The indoor/outdoor area of this two-level house over looking Auckland's Waitemata harbour functions as the heart and soul of the home, says the architect Daniel Marshall.
The plan: "We wanted a space that could be viewed from all areas in the house, and to create a sense of calm through the planting, the sound and reflection of the water falling across the levels, and through using a restrained room is the central element around which the circulation is arranged, even though the ground drops a full level over the width of the house. I was very interested in Japanese gardens and architecture, particularly the way water is used to mark a journey and provide points of reflection."
Material with impact: "The cortex steel that we used to frame the concrete steps and the edges of the falling water ponds was the best find."
Introspection and harmony: "The room is intended to be the focus when one looks inward; It's a counterpoint to the expansive sea views. It's an area of introspection and harmony."
The judges said: "An imaginative and clever concept that pulls the house aesthetic together."
The en suite in this Auckland renovation by architect Daniel Marshall was designed to embrace a feeling of luxury or, as Daniel puts it, be "a place of refuge". The style and materials reflect the early 1970s architecture of the home but are updated with a refined twist.
Connectivity: "I like an ensuite to be as connected as possible to the bedroom, so I always pursue a strategy of enclosing the functions that require more privacy while leaving the rest of the bathroom - the vanity area for instance - open for access to and form the bedroom."
The colour choices: "We deliberately used darker tones, with liquorice glass mosaic tiles on the walls and a moody brown limestone tile for the flooring. Walnut cabinetry and black exterior louvres added to the effect. We wanted the feeling of a moody, luxe spa."
The main focus: "The freestanding bath that is highlighted by the limestone wall, which hides the shower and the toilet."

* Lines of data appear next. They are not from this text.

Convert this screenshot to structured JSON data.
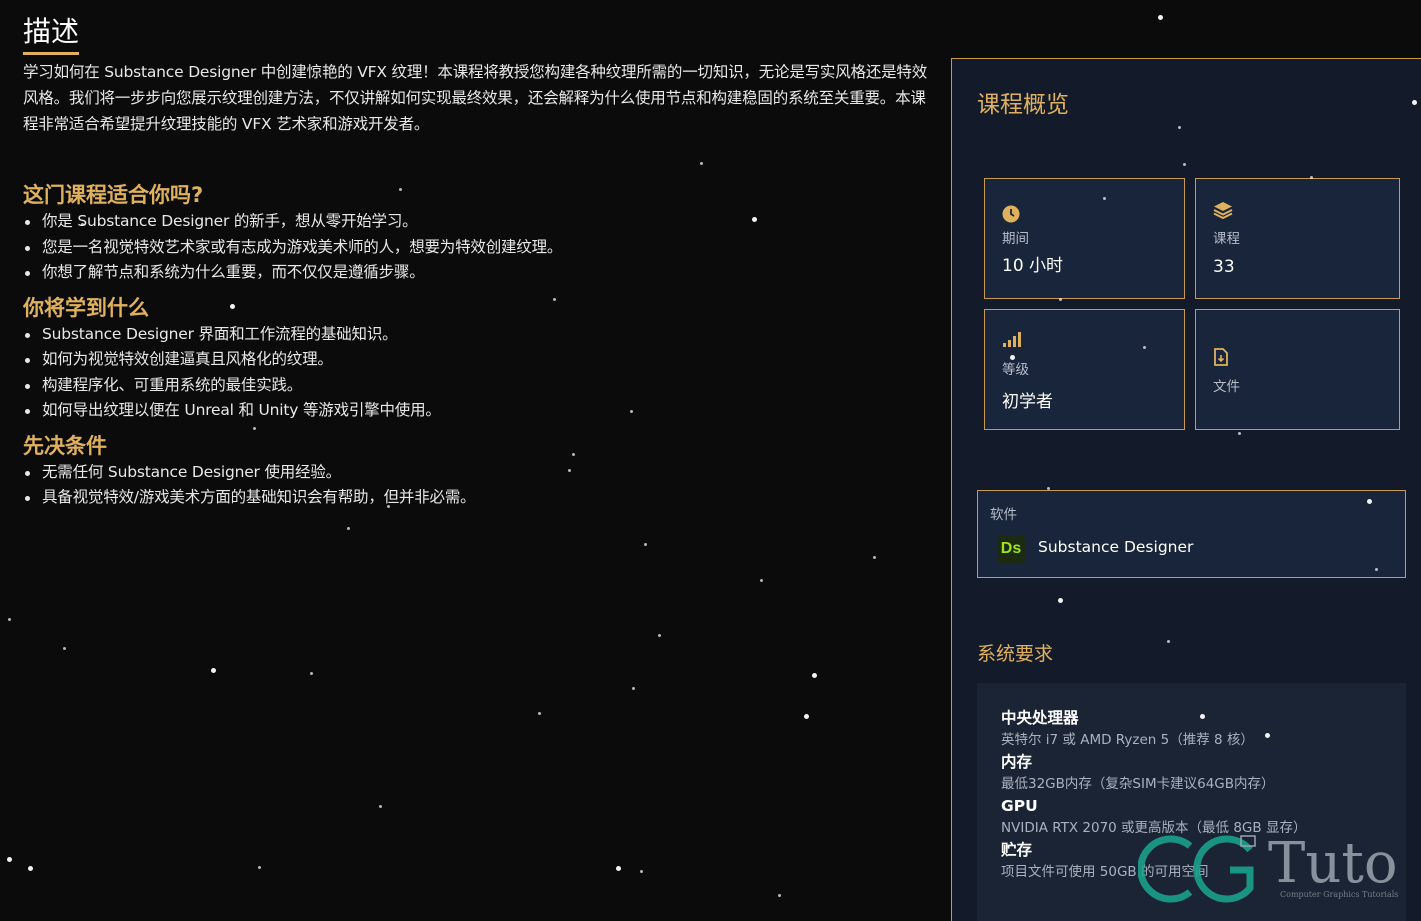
{
  "description": {
    "title": "描述",
    "text": "学习如何在 Substance Designer 中创建惊艳的 VFX 纹理！本课程将教授您构建各种纹理所需的一切知识，无论是写实风格还是特效风格。我们将一步步向您展示纹理创建方法，不仅讲解如何实现最终效果，还会解释为什么使用节点和构建稳固的系统至关重要。本课程非常适合希望提升纹理技能的 VFX 艺术家和游戏开发者。"
  },
  "sections": {
    "for_you": {
      "title": "这门课程适合你吗?",
      "items": [
        "你是 Substance Designer 的新手，想从零开始学习。",
        "您是一名视觉特效艺术家或有志成为游戏美术师的人，想要为特效创建纹理。",
        "你想了解节点和系统为什么重要，而不仅仅是遵循步骤。"
      ]
    },
    "learn": {
      "title": "你将学到什么",
      "items": [
        "Substance Designer 界面和工作流程的基础知识。",
        "如何为视觉特效创建逼真且风格化的纹理。",
        "构建程序化、可重用系统的最佳实践。",
        "如何导出纹理以便在 Unreal 和 Unity 等游戏引擎中使用。"
      ]
    },
    "prereq": {
      "title": "先决条件",
      "items": [
        "无需任何 Substance Designer 使用经验。",
        "具备视觉特效/游戏美术方面的基础知识会有帮助，但并非必需。"
      ]
    }
  },
  "overview": {
    "title": "课程概览",
    "stats": {
      "duration": {
        "icon": "clock-icon",
        "label": "期间",
        "value": "10 小时"
      },
      "lessons": {
        "icon": "layers-icon",
        "label": "课程",
        "value": "33"
      },
      "level": {
        "icon": "signal-bars-icon",
        "label": "等级",
        "value": "初学者"
      },
      "files": {
        "icon": "file-icon",
        "label": "文件",
        "value": ""
      }
    },
    "software": {
      "label": "软件",
      "logo_text": "Ds",
      "name": "Substance Designer"
    }
  },
  "system_requirements": {
    "title": "系统要求",
    "items": [
      {
        "title": "中央处理器",
        "text": "英特尔 i7 或 AMD Ryzen 5（推荐 8 核）"
      },
      {
        "title": "内存",
        "text": "最低32GB内存（复杂SIM卡建议64GB内存）"
      },
      {
        "title": "GPU",
        "text": "NVIDIA RTX 2070 或更高版本（最低 8GB 显存）"
      },
      {
        "title": "贮存",
        "text": "项目文件可使用 50GB 的可用空间"
      }
    ]
  },
  "watermark": {
    "brand": "Tuto",
    "tagline": "Computer Graphics Tutorials"
  },
  "colors": {
    "accent": "#e0b15c",
    "background": "#0b0b0c",
    "panel": "#131b2a",
    "card": "#18253a",
    "ds_green": "#9fe21f"
  }
}
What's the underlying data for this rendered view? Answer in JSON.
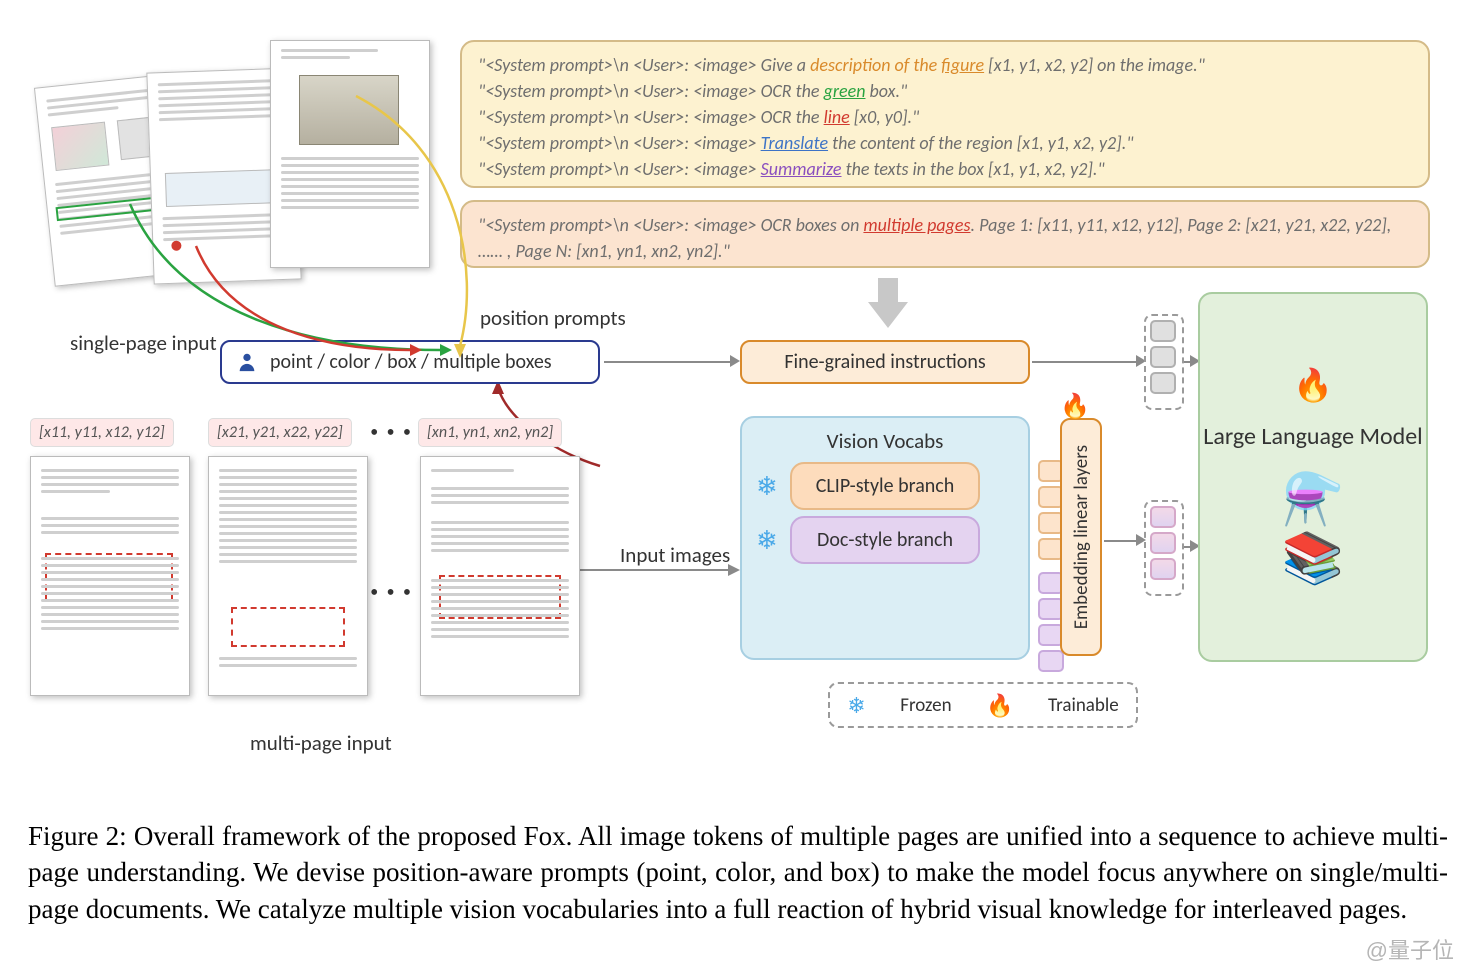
{
  "prompts_single": [
    {
      "pre": "\"<System prompt>\\n <User>: <image> Give a ",
      "kw": "description of the ",
      "kw2": "figure",
      "post": " [x1, y1, x2, y2] on the image.\"",
      "cls": "u-figure"
    },
    {
      "pre": "\"<System prompt>\\n <User>: <image> OCR the ",
      "kw": "",
      "kw2": "green",
      "post": " box.\"",
      "cls": "u-green"
    },
    {
      "pre": "\"<System prompt>\\n <User>: <image> OCR the ",
      "kw": "",
      "kw2": "line",
      "post": " [x0, y0].\"",
      "cls": "u-line"
    },
    {
      "pre": "\"<System prompt>\\n <User>: <image> ",
      "kw": "",
      "kw2": "Translate",
      "post": " the content of the region [x1, y1, x2, y2].\"",
      "cls": "u-trans"
    },
    {
      "pre": "\"<System prompt>\\n <User>: <image> ",
      "kw": "",
      "kw2": "Summarize",
      "post": " the texts in the box [x1, y1, x2, y2].\"",
      "cls": "u-sum"
    }
  ],
  "prompt_multi": {
    "pre": "\"<System prompt>\\n <User>: <image> OCR boxes on ",
    "kw": "multiple pages",
    "post": ". Page 1: [x11, y11, x12, y12], Page 2: [x21, y21, x22, y22], …… , Page N: [xn1, yn1, xn2, yn2].\""
  },
  "labels": {
    "single_page": "single-page input",
    "multi_page": "multi-page input",
    "position_prompts": "position prompts",
    "input_images": "Input images",
    "pos_pill": "point / color / box / multiple boxes",
    "fine_grained": "Fine-grained instructions",
    "vision_vocabs": "Vision Vocabs",
    "clip": "CLIP-style branch",
    "doc": "Doc-style branch",
    "ell": "Embedding linear layers",
    "llm": "Large Language Model",
    "frozen": "Frozen",
    "trainable": "Trainable"
  },
  "coords": [
    "[x11, y11, x12, y12]",
    "[x21, y21, x22, y22]",
    "[xn1, yn1, xn2, yn2]"
  ],
  "caption": "Figure 2: Overall framework of the proposed Fox. All image tokens of multiple pages are unified into a sequence to achieve multi-page understanding. We devise position-aware prompts (point, color, and box) to make the model focus anywhere on single/multi-page documents. We catalyze multiple vision vocabularies into a full reaction of hybrid visual knowledge for interleaved pages.",
  "watermark": "@量子位",
  "icons": {
    "snow": "❄",
    "fire": "🔥",
    "books": "📚",
    "flask": "⚗️",
    "person": "👤"
  }
}
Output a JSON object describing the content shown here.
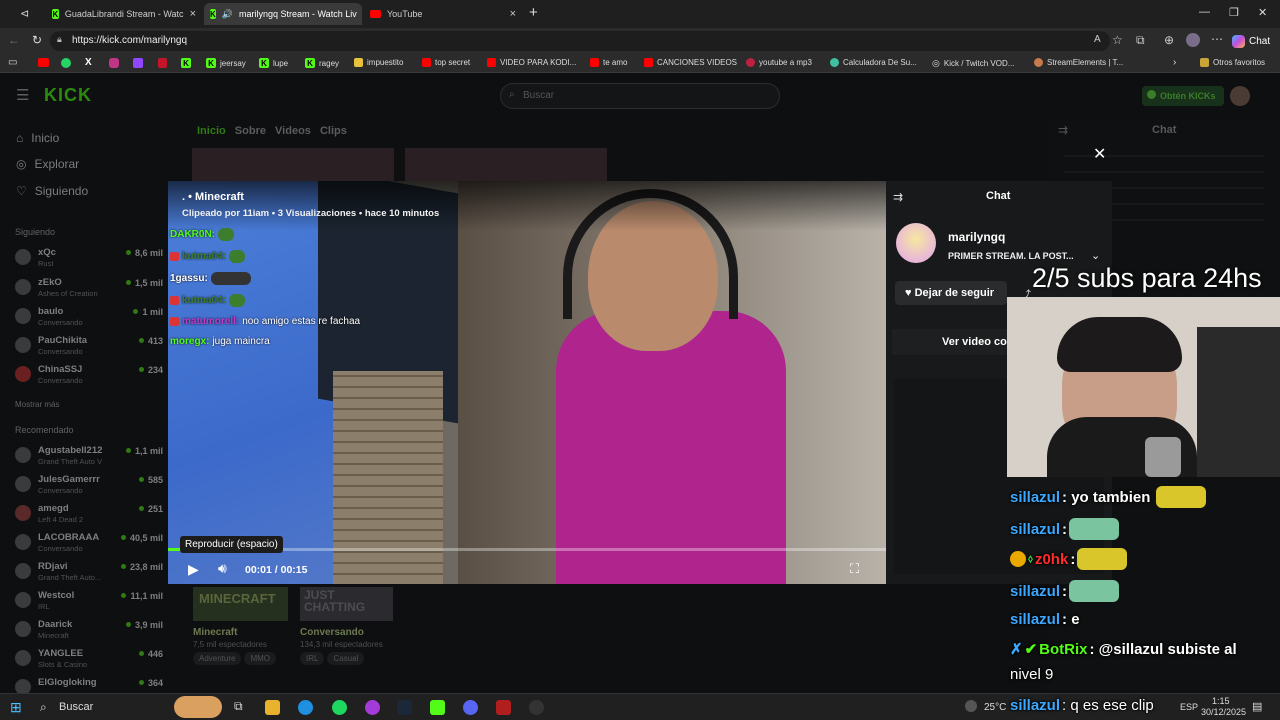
{
  "tabs": [
    {
      "title": "GuadaLibrandi Stream - Watc",
      "active": false,
      "icon": "kick-icon"
    },
    {
      "title": "marilyngq Stream - Watch Liv",
      "active": true,
      "icon": "kick-icon"
    },
    {
      "title": "YouTube",
      "active": false,
      "icon": "youtube-icon"
    }
  ],
  "address": {
    "url": "https://kick.com/marilyngq"
  },
  "browser": {
    "chat_button": "Chat"
  },
  "bookmarks": [
    "jeersay",
    "lupe",
    "ragey",
    "impuestito",
    "top secret",
    "VIDEO PARA KODI...",
    "te amo",
    "CANCIONES VIDEOS",
    "youtube a mp3",
    "Calculadora De Su...",
    "Kick / Twitch VOD...",
    "StreamElements | T...",
    "Otros favoritos"
  ],
  "kick": {
    "search_placeholder": "Buscar",
    "get_kicks": "Obtén KICKs",
    "nav": [
      {
        "label": "Inicio",
        "icon": "home-icon"
      },
      {
        "label": "Explorar",
        "icon": "compass-icon"
      },
      {
        "label": "Siguiendo",
        "icon": "heart-icon"
      }
    ],
    "following_header": "Siguiendo",
    "following": [
      {
        "name": "xQc",
        "sub": "Rust",
        "viewers": "8,6 mil"
      },
      {
        "name": "zEkO",
        "sub": "Ashes of Creation",
        "viewers": "1,5 mil"
      },
      {
        "name": "baulo",
        "sub": "Conversando",
        "viewers": "1 mil"
      },
      {
        "name": "PauChikita",
        "sub": "Conversando",
        "viewers": "413"
      },
      {
        "name": "ChinaSSJ",
        "sub": "Conversando",
        "viewers": "234"
      }
    ],
    "show_more": "Mostrar más",
    "recommended_header": "Recomendado",
    "recommended": [
      {
        "name": "Agustabell212",
        "sub": "Grand Theft Auto V",
        "viewers": "1,1 mil"
      },
      {
        "name": "JulesGamerrr",
        "sub": "Conversando",
        "viewers": "585"
      },
      {
        "name": "amegd",
        "sub": "Left 4 Dead 2",
        "viewers": "251"
      },
      {
        "name": "LACOBRAAA",
        "sub": "Conversando",
        "viewers": "40,5 mil"
      },
      {
        "name": "RDjavi",
        "sub": "Grand Theft Auto...",
        "viewers": "23,8 mil"
      },
      {
        "name": "Westcol",
        "sub": "IRL",
        "viewers": "11,1 mil"
      },
      {
        "name": "Daarick",
        "sub": "Minecraft",
        "viewers": "3,9 mil"
      },
      {
        "name": "YANGLEE",
        "sub": "Slots & Casino",
        "viewers": "446"
      },
      {
        "name": "ElGlogloking",
        "sub": "",
        "viewers": "364"
      }
    ],
    "channel_tabs": [
      "Inicio",
      "Sobre",
      "Videos",
      "Clips"
    ],
    "categories": [
      {
        "thumb": "MINECRAFT",
        "name": "Minecraft",
        "viewers": "7,5 mil espectadores",
        "tags": [
          "Adventure",
          "MMO"
        ]
      },
      {
        "thumb": "JUST CHATTING",
        "name": "Conversando",
        "viewers": "134,3 mil espectadores",
        "tags": [
          "IRL",
          "Casual"
        ]
      }
    ],
    "chat_title": "Chat"
  },
  "clip": {
    "title": "Minecraft",
    "meta": "Clipeado por 11iam • 3 Visualizaciones • hace 10 minutos",
    "tooltip": "Reproducir (espacio)",
    "time": "00:01 / 00:15",
    "progress": 0.067,
    "chat": [
      {
        "user": "DAKR0N:",
        "msg": "",
        "color": "#53fc18"
      },
      {
        "user": "kutma04:",
        "msg": "",
        "color": "#3c7d2e"
      },
      {
        "user": "1gassu:",
        "msg": "",
        "color": "#ffffff"
      },
      {
        "user": "kutma04:",
        "msg": "",
        "color": "#3c7d2e"
      },
      {
        "user": "matumorell:",
        "msg": "noo amigo estas re fachaa",
        "color": "#c03bd1"
      },
      {
        "user": "moregx:",
        "msg": "juga maincra",
        "color": "#53fc18"
      }
    ]
  },
  "modal_chat": {
    "header": "Chat",
    "streamer": "marilyngq",
    "stream_title": "PRIMER STREAM. LA POST...",
    "unfollow": "Dejar de seguir",
    "watch_video": "Ver video co"
  },
  "overlay": {
    "subs_goal": "2/5 subs para 24hs",
    "chat": [
      {
        "user": "sillazul",
        "msg": ": yo tambien",
        "color": "#3ba7ff"
      },
      {
        "user": "sillazul",
        "msg": ":",
        "color": "#3ba7ff"
      },
      {
        "user": "z0hk",
        "msg": ":",
        "color": "#ff2b2b"
      },
      {
        "user": "sillazul",
        "msg": ":",
        "color": "#3ba7ff"
      },
      {
        "user": "sillazul",
        "msg": ": e",
        "color": "#3ba7ff"
      },
      {
        "user": "BotRix",
        "msg": ": @sillazul subiste al",
        "color": "#53fc18"
      },
      {
        "user": "",
        "msg": "nivel 9",
        "color": "#ffffff"
      },
      {
        "user": "sillazul",
        "msg": ": q es ese clip",
        "color": "#3ba7ff"
      }
    ]
  },
  "taskbar": {
    "search": "Buscar",
    "temp": "25°C",
    "lang": "ESP",
    "time": "1:15",
    "date": "30/12/2025"
  }
}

The judges said: "We loved the moodiness and the juxtaposition between the two tiles. It's tactile and powerful."